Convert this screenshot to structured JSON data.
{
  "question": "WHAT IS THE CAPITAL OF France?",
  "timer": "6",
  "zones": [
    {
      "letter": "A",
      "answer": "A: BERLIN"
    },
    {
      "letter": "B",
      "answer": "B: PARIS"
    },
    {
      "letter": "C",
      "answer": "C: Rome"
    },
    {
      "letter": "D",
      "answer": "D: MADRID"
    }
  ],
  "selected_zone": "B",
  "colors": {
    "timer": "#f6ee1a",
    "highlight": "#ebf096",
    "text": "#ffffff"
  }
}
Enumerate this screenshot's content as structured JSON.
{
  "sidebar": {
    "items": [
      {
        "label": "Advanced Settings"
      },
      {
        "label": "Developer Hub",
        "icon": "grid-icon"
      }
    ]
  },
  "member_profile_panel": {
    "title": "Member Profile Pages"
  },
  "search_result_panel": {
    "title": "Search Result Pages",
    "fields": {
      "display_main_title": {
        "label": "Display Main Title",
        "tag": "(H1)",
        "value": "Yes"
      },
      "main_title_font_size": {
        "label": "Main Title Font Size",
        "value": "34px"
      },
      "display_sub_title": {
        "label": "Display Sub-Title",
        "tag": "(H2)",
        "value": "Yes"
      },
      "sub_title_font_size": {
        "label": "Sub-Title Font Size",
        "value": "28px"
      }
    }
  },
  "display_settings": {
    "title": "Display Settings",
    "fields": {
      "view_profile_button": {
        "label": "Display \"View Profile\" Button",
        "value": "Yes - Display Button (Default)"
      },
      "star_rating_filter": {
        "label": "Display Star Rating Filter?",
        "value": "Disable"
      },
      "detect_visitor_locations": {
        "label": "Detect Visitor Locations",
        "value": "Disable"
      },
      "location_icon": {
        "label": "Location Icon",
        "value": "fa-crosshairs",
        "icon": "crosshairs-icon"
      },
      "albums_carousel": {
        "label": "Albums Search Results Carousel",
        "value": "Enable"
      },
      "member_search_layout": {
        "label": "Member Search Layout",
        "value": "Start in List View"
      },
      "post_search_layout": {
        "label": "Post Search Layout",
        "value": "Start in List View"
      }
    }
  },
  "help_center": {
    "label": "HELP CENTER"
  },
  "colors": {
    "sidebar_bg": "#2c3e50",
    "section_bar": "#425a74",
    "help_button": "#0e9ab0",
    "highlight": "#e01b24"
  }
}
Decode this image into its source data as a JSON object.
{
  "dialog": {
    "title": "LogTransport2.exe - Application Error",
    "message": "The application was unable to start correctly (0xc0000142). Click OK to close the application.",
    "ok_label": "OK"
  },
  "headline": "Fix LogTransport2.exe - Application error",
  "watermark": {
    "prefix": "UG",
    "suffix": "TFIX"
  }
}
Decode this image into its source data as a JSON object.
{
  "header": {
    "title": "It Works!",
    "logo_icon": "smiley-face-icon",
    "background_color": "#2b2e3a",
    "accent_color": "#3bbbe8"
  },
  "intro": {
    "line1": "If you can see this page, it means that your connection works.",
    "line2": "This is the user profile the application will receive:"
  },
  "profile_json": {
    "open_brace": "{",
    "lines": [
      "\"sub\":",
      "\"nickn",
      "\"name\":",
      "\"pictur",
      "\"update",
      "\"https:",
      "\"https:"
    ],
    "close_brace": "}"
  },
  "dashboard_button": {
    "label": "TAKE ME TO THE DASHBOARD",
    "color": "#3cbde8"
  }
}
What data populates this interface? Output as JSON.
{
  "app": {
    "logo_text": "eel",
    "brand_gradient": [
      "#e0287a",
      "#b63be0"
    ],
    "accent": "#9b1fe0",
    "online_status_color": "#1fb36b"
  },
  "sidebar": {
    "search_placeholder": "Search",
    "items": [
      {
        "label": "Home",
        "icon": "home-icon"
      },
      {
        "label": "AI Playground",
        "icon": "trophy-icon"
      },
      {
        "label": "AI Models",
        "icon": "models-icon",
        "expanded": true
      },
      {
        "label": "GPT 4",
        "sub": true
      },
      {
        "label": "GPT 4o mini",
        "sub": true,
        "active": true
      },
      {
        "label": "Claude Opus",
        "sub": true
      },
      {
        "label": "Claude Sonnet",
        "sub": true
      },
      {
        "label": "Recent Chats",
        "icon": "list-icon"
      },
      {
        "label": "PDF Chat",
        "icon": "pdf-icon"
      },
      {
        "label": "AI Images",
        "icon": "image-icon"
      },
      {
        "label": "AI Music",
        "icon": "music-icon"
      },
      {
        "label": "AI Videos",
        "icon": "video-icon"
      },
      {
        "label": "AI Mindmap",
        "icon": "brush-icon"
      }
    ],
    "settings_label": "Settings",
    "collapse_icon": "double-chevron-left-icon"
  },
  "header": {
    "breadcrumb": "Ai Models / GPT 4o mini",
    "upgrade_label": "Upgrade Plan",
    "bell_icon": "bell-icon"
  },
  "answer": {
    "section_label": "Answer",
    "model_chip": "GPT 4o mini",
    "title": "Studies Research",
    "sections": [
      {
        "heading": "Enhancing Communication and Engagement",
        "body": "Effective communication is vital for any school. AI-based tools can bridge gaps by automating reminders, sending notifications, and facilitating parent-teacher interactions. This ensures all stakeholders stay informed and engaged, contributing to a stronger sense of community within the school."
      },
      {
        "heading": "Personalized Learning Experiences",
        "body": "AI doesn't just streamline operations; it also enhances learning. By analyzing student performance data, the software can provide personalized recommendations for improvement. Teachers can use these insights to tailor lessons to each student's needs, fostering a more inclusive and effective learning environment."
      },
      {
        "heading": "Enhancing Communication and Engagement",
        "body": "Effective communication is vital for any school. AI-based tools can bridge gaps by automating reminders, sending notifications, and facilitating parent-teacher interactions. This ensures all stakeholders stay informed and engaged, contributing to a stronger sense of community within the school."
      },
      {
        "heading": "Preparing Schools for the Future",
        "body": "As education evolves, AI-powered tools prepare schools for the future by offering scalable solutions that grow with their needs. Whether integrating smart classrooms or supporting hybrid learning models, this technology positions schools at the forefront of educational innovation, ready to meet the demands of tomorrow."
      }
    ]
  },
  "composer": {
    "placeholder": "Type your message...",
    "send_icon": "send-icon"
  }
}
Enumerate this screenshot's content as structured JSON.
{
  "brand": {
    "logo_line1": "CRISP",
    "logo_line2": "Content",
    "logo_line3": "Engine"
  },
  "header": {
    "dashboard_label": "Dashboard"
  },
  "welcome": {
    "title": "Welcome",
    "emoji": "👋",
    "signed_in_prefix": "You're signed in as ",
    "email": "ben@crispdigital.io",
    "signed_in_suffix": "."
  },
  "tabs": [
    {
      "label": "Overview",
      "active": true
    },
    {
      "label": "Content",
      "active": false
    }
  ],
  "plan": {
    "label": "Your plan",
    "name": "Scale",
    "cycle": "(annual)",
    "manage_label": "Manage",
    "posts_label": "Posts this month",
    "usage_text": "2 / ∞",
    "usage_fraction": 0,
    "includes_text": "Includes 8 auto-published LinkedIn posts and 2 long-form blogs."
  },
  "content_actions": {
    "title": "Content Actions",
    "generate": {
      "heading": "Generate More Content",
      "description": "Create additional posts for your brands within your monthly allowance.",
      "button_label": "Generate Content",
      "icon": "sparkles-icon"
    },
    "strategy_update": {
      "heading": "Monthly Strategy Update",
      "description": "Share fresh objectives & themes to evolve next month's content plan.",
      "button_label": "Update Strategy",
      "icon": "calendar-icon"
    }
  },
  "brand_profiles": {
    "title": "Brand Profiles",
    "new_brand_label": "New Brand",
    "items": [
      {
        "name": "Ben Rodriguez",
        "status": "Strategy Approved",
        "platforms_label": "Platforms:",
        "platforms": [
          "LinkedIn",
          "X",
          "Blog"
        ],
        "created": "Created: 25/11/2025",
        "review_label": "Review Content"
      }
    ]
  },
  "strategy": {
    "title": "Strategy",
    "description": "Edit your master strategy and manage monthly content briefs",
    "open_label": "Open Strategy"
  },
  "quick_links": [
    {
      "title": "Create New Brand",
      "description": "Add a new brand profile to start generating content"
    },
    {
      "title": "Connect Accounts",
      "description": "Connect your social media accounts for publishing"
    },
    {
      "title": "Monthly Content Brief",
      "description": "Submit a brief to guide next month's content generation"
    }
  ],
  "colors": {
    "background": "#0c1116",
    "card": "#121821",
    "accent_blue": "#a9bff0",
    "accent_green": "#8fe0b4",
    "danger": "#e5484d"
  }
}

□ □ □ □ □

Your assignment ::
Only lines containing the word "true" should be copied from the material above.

Answer to this problem ::
        "expanded": true
        "sub": true
        "sub": true,
        "active": true
        "sub": true
        "sub": true
      "active": true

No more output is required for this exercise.